When marriages fail, the question of who gets to remain in the marital home can become a contentious issue. Sometimes one spouse will move out of the home and later decide to move back in. Sometimes a spouse will go away for a trip, or even go to work for the day, and return home to find the locks changed. These situations raise the important questions of when one spouse may permissibly lock the other out of the marital home, or may change the locks to prevent a spouse who has moved out from returning.
Whenever possible, separation should be by mutual agreement. Situations in which a spouse is unexpectedly locked out of a home may quickly escalate to the point that the police are summoned by neighbors, and may even turn into domestic violence cases.
As a general rule, the answer is "no": Unless you have a court order excluding your spouse from the home, although you can change the locks on the marital home, you cannot prevent your ex- from returning to the home, even if that means breaking into the home, or even changing the locks again to lock you out.
In a divorce case, it's not uncommon for a spouse to move out of the marital home, perhaps to move in with a new love interest, but then to consult a divorce lawyer and learn that by moving out they've given the other spouse a potential advantage in a child custody case, or perhaps a claim for temporary spousal support to support the home while the divorce is pending. The spouse then moves back into the home, to the great consternation of the spouse who had just been abandoned. But even if you're the sole owner on the deed to your home, or the sole tenant on the lease for your home or apartment, once your spouse returns you're likely to find that there's little or nothing that you can do to prevent your spouse from moving back in.
If your spouse has not yet moved out of the marital home, but is planning to move, you can consider entering into a formal separation agreement with your spouse. The agreement may be limited to access to the home, but could also address additional issues such as the division of property, how bills and debts will be paid, child custody and support, and other important matters. Laws governing separation can vary significantly between states, so if you and your spouse choose to enter into a formal separation agreement it makes sense to get the help from a lawyer to draft the agreement, and to help you choose whether to seek a legal separation, if that option is available in your state. In states that allow for a legal separation, a separation agreement may be entered as a court order that is binding upon the parties until they reconcile and dismiss the action, or proceed to divorce.
If your spouse moves out unexpectedly or is not interested in negotiating or entering into a separation agreement, your options include:

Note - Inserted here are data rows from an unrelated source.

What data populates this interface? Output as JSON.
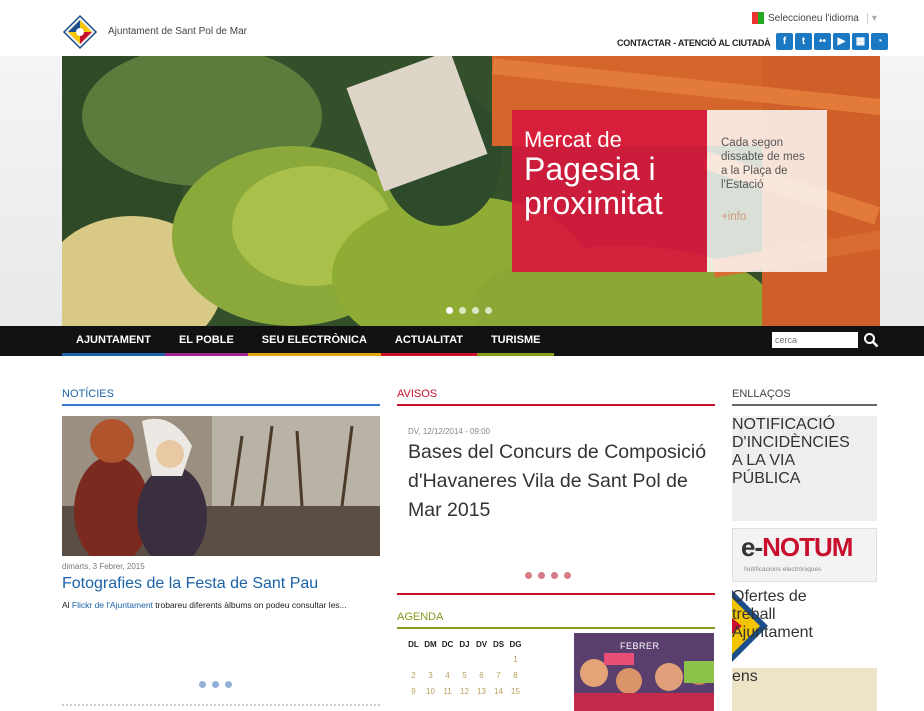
{
  "header": {
    "site_name": "Ajuntament de Sant Pol de Mar",
    "language_label": "Seleccioneu l'idioma",
    "contact_label": "CONTACTAR - ATENCIÓ AL CIUTADÀ",
    "social_icons": [
      "facebook-icon",
      "twitter-icon",
      "flickr-icon",
      "youtube-icon",
      "calendar-icon",
      "rss-icon"
    ]
  },
  "hero": {
    "title_line1": "Mercat de",
    "title_line2": "Pagesia i",
    "title_line3": "proximitat",
    "description": "Cada segon dissabte de mes a la Plaça de l'Estació",
    "more_label": "+info",
    "slide_count": 4,
    "active_slide": 1
  },
  "nav": {
    "items": [
      {
        "label": "AJUNTAMENT",
        "color": "#1b62a8"
      },
      {
        "label": "EL POBLE",
        "color": "#a0228c"
      },
      {
        "label": "SEU ELECTRÒNICA",
        "color": "#e3a516"
      },
      {
        "label": "ACTUALITAT",
        "color": "#c8102e"
      },
      {
        "label": "TURISME",
        "color": "#8a9a1e"
      }
    ],
    "search_placeholder": "cerca"
  },
  "noticies": {
    "title": "NOTÍCIES",
    "date": "dimarts, 3 Febrer, 2015",
    "headline": "Fotografies de la Festa de Sant Pau",
    "text_prefix": "Al ",
    "text_link": "Flickr de l'Ajuntament",
    "text_suffix": " trobareu diferents àlbums on podeu consultar les..."
  },
  "avisos": {
    "title": "AVISOS",
    "date": "DV, 12/12/2014 - 09:00",
    "headline": "Bases del Concurs de Composició d'Havaneres Vila de Sant Pol de Mar 2015"
  },
  "agenda": {
    "title": "AGENDA",
    "month": "FEBRER",
    "weekdays": [
      "DL",
      "DM",
      "DC",
      "DJ",
      "DV",
      "DS",
      "DG"
    ],
    "weeks": [
      [
        "",
        "",
        "",
        "",
        "",
        "",
        "1"
      ],
      [
        "2",
        "3",
        "4",
        "5",
        "6",
        "7",
        "8"
      ],
      [
        "9",
        "10",
        "11",
        "12",
        "13",
        "14",
        "15"
      ]
    ]
  },
  "enllacos": {
    "title": "ENLLAÇOS",
    "incidencies": "NOTIFICACIÓ D'INCIDÈNCIES A LA VIA PÚBLICA",
    "enotum_e": "e-",
    "enotum_n": "NOTUM",
    "enotum_sub": "Notificacions electròniques",
    "ofertes": "Ofertes de treball Ajuntament",
    "ens_label": "ens"
  },
  "colors": {
    "primary_blue": "#1b62a8",
    "red": "#c8102e",
    "green": "#8a9a1e",
    "nav_bg": "#111111"
  }
}
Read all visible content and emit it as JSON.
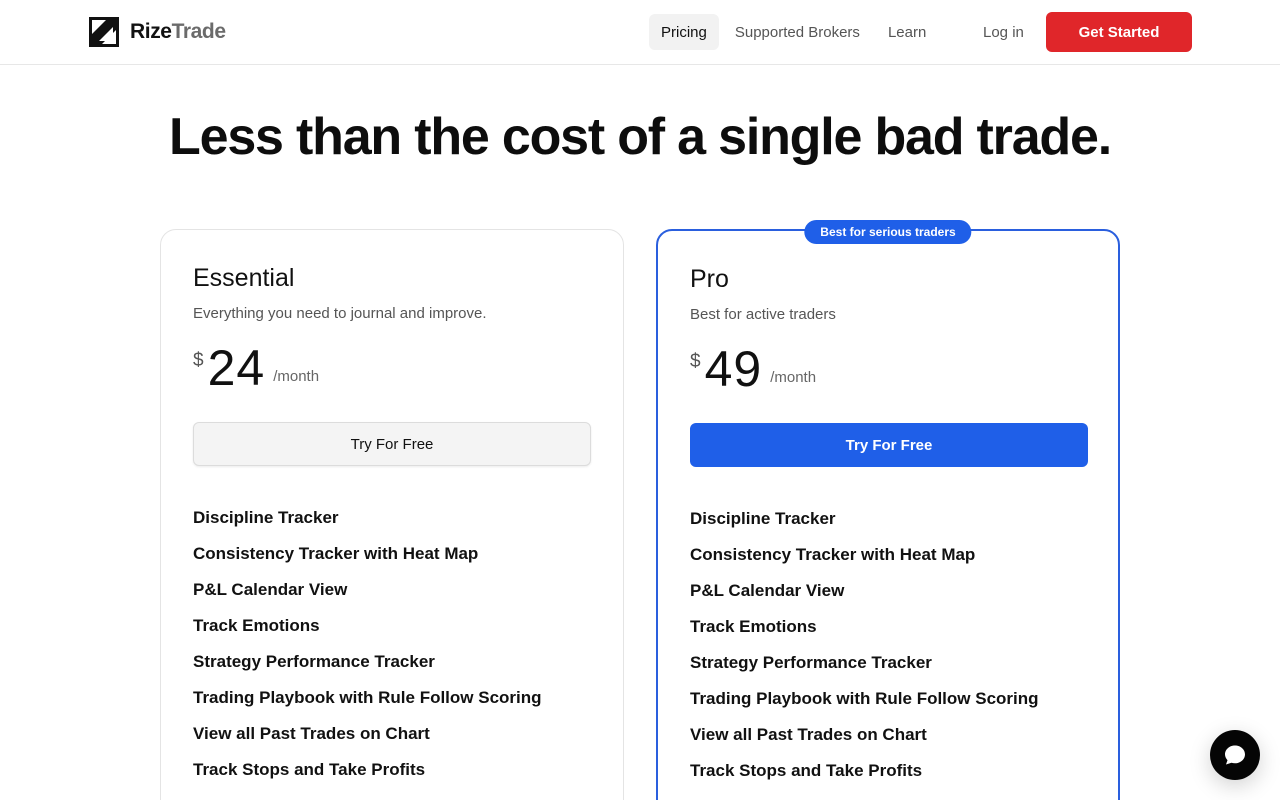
{
  "brand": {
    "name_bold": "Rize",
    "name_light": "Trade"
  },
  "nav": {
    "links": [
      "Pricing",
      "Supported Brokers",
      "Learn"
    ],
    "login": "Log in",
    "cta": "Get Started"
  },
  "headline": "Less than the cost of a single bad trade.",
  "plans": [
    {
      "name": "Essential",
      "description": "Everything you need to journal and improve.",
      "currency": "$",
      "price": "24",
      "period": "/month",
      "button": "Try For Free",
      "features": [
        "Discipline Tracker",
        "Consistency Tracker with Heat Map",
        "P&L Calendar View",
        "Track Emotions",
        "Strategy Performance Tracker",
        "Trading Playbook with Rule Follow Scoring",
        "View all Past Trades on Chart",
        "Track Stops and Take Profits"
      ]
    },
    {
      "name": "Pro",
      "badge": "Best for serious traders",
      "description": "Best for active traders",
      "currency": "$",
      "price": "49",
      "period": "/month",
      "button": "Try For Free",
      "features": [
        "Discipline Tracker",
        "Consistency Tracker with Heat Map",
        "P&L Calendar View",
        "Track Emotions",
        "Strategy Performance Tracker",
        "Trading Playbook with Rule Follow Scoring",
        "View all Past Trades on Chart",
        "Track Stops and Take Profits"
      ]
    }
  ],
  "colors": {
    "accent_red": "#e0262a",
    "accent_blue": "#1f5fe8"
  },
  "icons": {
    "chat": "chat-bubble-icon",
    "logo": "arrow-up-right-logo"
  }
}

Seeking Exclusive Possession Through a Court - If your ex- has already filed for a legal separation or divorce, you can petition the court in which the case is pending to grant you exclusive possession of the marital home based upon your ex's abandonment of the home. If your ex- has not started a case, you may file your own case and then file for temporary exclusive possession of the home.
Seeking an Order of Protection - If your spouse has engaged in acts of domestic violence, or has threatened you in a manner that leaves you concerned about your safety or the safety of your children, you may qualify for an order of protection that will prevent your spouse from returning to the marital home. If you do not have a divorce lawyer who is assisting you, you may be able to get assistance or a lawyer referral from a domestic violence shelter, or may see if you qualify for representation through legal aid.

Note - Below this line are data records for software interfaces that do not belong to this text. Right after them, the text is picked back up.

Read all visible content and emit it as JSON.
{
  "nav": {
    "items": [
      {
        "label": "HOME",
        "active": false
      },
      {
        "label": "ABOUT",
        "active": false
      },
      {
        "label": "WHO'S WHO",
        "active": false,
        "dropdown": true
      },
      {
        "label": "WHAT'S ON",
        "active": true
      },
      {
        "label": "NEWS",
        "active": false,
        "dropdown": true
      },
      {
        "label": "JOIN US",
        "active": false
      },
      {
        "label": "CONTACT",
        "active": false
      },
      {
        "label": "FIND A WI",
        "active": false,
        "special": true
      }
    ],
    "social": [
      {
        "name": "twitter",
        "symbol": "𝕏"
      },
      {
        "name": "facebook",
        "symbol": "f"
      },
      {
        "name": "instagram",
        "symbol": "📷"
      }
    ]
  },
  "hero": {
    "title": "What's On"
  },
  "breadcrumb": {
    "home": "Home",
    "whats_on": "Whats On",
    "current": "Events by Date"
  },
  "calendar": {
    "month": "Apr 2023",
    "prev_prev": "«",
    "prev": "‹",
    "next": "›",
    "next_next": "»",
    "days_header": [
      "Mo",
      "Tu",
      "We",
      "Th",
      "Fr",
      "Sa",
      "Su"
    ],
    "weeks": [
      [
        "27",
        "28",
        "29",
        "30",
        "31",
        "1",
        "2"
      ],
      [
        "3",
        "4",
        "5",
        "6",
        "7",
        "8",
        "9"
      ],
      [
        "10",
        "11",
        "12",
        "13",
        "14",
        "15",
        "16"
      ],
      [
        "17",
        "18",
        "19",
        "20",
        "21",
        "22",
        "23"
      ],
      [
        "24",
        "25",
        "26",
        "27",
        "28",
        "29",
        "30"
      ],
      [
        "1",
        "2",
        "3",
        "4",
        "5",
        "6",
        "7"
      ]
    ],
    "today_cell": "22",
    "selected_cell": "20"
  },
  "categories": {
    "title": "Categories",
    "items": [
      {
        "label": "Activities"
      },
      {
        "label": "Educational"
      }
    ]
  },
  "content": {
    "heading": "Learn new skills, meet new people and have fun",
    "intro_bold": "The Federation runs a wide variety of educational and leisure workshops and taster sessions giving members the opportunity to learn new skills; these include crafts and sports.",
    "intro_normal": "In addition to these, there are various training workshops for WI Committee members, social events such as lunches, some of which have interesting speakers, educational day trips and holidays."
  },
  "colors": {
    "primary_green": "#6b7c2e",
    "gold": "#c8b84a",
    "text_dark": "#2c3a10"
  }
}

Judges hearing divorce cases are often sympathetic to a spouse who is locked out of the marital home, even if that spouse abandoned the home before trying to move back in. If you are seeking a court order to keep your ex- out of the home, you will benefit from discussing your case with a local divorce lawyer who is familiar with the practices of the court in which your case will be heard.
When a divorce or separation involves issues of child custody, the question of who cares for the children when the divorce is pending may have a significant impact on the outcome of the custody case. A parent who abandons the marital home, leaving the other spouse to care for the children, is sending a pretty clear message that the other parent is the primary caregiver. If your spouse has left you with the children, it makes sense to consult a custody lawyer about your situation in anticipation of the possibility that your ex- will attempt to move back in.
If you find that you are locked out of the marital home, the first decision you need to make is whether you are going to try to regain access to the home, or if you're going to live elsewhere. Once you reach that decision, your options include:
Seeking Help from the Police - Although the extent to which the police are willing to assist will depend on the facts of the situation, the policies of the police agency, and other demands on police time, the police may help you regain access to the marital home or, if you have decided to move out, help you recover your personal belongings from the home. The presence of police officers may help prevent the situation from escalating into an argument or worse.
Seeking a Court Order - Through your own divorce or separation case, or one filed by your spouse, you may petition the court for access to the marital home or for exclusive possession of the home.
Talking to Your Spouse - Although it's not always possible when a family conflict reaches the point that one spouse has locked out the other, sometimes it's possible for spouses to reconcile, to negotiate how they will share the marital home while they prepare for separation or divorce, or to enter into a separation agreement that addresses who may have access to the home.
If you are locked out of the home along with your children, the question of whether you are able to obtain an order of exclusive possession may affect your decision as to whether to return to the marital home. If your spouse will be living in the home while a divorce case is proceeding, how will the inevitable household tension and conflict affect your children? How will your children's return to the home affect any custody litigation that might follow? If you are forced to return to a shared marital home by financial circumstances, or are concerned about how returning will affect a custody dispute, you should discuss your situation with a divorce lawyer.